[Start of Attachment]
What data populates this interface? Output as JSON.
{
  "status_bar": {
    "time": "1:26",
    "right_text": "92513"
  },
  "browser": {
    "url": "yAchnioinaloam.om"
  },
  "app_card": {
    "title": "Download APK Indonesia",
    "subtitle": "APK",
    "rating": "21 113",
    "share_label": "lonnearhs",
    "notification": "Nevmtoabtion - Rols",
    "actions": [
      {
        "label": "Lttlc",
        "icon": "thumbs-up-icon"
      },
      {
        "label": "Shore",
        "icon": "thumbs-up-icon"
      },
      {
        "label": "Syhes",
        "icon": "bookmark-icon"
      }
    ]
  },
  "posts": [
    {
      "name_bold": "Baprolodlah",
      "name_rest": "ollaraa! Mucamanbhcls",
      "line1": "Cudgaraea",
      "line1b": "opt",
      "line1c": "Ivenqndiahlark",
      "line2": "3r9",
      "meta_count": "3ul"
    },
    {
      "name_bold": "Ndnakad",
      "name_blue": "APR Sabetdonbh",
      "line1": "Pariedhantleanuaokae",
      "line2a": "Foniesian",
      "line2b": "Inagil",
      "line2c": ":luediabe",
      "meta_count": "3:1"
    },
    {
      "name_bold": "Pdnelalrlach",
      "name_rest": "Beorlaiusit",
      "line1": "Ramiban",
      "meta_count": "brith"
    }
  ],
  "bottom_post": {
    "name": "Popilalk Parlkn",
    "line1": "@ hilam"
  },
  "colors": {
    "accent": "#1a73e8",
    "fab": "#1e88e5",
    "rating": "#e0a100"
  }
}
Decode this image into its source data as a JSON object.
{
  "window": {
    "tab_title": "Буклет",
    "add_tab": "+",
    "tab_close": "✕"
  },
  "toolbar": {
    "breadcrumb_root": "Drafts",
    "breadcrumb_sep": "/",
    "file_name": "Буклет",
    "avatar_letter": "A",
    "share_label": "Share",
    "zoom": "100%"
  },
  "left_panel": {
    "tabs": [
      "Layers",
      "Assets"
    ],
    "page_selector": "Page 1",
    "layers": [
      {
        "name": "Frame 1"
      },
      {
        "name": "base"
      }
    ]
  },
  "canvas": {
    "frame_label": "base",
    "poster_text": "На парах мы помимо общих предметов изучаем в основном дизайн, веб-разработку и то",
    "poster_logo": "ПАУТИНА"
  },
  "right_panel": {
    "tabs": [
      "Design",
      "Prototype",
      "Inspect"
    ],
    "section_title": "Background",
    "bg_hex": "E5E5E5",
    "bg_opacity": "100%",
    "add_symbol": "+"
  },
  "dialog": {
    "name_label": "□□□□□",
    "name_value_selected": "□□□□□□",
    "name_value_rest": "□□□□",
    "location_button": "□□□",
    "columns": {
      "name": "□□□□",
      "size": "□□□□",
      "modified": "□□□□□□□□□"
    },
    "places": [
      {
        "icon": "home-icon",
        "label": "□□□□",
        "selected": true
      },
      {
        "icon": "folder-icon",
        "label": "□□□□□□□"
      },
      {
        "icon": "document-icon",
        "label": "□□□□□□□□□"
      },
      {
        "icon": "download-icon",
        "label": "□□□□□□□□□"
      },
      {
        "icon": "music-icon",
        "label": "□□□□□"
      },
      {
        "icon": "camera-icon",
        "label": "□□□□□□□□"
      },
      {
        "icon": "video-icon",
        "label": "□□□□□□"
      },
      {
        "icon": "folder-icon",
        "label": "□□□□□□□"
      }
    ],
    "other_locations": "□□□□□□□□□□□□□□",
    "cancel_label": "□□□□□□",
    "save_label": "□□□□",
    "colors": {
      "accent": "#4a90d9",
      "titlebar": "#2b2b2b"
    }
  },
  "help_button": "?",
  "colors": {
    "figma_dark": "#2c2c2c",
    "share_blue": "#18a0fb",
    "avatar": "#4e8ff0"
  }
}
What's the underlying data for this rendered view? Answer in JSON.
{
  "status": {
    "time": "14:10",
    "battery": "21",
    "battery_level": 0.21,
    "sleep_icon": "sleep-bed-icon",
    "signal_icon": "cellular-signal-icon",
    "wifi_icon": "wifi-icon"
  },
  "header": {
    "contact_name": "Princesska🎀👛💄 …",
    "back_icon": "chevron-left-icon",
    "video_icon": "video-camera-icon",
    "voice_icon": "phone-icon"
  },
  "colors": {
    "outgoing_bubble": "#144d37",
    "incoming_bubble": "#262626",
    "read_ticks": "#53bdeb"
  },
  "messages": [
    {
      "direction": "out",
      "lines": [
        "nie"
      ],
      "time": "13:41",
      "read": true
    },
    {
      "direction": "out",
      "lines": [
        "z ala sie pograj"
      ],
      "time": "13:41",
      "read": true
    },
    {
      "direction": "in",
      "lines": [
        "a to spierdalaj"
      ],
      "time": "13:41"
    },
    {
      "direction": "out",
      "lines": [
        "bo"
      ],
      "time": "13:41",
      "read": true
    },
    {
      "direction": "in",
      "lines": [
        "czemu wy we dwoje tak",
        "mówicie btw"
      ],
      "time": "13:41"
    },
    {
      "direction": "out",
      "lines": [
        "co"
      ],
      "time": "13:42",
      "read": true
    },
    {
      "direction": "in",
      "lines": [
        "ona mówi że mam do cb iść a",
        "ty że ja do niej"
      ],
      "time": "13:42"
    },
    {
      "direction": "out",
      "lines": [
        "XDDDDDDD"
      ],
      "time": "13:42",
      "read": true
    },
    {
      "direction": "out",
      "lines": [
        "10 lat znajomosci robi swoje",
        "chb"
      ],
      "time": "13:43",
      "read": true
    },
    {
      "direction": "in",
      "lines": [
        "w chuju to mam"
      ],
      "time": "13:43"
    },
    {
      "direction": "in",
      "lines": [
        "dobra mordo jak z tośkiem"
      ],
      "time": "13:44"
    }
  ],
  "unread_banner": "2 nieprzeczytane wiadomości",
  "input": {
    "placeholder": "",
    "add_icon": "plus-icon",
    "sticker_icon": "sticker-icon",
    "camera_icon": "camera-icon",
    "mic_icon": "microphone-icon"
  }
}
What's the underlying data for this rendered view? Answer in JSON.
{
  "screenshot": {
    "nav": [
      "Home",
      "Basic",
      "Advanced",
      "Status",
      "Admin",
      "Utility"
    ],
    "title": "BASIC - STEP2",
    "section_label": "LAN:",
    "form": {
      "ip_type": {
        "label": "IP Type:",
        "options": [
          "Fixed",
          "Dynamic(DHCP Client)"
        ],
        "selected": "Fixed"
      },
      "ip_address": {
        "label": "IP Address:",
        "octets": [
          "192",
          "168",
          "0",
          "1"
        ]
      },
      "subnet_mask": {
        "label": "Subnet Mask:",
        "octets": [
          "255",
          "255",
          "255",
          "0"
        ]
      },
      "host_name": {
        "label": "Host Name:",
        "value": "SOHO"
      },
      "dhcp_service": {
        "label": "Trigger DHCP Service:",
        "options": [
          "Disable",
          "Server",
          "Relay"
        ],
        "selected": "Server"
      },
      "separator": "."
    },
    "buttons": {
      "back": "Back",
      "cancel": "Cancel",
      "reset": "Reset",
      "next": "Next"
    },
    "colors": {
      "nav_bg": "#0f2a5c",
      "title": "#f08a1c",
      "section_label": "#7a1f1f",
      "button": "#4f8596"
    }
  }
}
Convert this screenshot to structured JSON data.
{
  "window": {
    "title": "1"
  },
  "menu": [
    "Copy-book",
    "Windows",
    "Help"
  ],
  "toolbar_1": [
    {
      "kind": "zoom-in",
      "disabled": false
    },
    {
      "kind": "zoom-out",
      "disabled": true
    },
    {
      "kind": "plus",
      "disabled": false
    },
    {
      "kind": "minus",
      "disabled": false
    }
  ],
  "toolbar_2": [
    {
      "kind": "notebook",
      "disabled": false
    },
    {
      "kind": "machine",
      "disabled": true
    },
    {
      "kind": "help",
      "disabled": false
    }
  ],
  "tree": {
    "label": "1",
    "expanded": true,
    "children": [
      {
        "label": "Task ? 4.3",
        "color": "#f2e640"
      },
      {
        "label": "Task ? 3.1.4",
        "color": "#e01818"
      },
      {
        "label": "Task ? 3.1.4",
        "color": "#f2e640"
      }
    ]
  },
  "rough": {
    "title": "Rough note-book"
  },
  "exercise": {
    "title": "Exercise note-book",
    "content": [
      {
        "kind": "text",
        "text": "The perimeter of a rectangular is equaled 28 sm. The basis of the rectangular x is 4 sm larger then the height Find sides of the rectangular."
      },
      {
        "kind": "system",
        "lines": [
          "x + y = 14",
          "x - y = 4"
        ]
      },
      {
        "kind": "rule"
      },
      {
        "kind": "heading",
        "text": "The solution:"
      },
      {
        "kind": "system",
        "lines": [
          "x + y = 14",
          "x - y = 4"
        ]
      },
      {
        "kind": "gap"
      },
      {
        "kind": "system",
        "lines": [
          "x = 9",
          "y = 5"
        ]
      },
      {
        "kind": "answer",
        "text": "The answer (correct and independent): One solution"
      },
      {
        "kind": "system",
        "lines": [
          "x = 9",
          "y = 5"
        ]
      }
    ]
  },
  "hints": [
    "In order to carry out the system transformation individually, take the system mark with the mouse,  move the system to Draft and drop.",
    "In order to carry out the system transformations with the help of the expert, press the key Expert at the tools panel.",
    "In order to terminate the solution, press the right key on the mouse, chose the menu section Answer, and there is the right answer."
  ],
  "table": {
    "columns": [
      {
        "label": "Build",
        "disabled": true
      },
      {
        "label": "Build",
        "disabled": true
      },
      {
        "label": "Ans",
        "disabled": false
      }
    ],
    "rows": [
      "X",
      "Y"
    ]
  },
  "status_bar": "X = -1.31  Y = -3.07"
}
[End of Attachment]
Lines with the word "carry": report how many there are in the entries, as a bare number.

§ Solution
2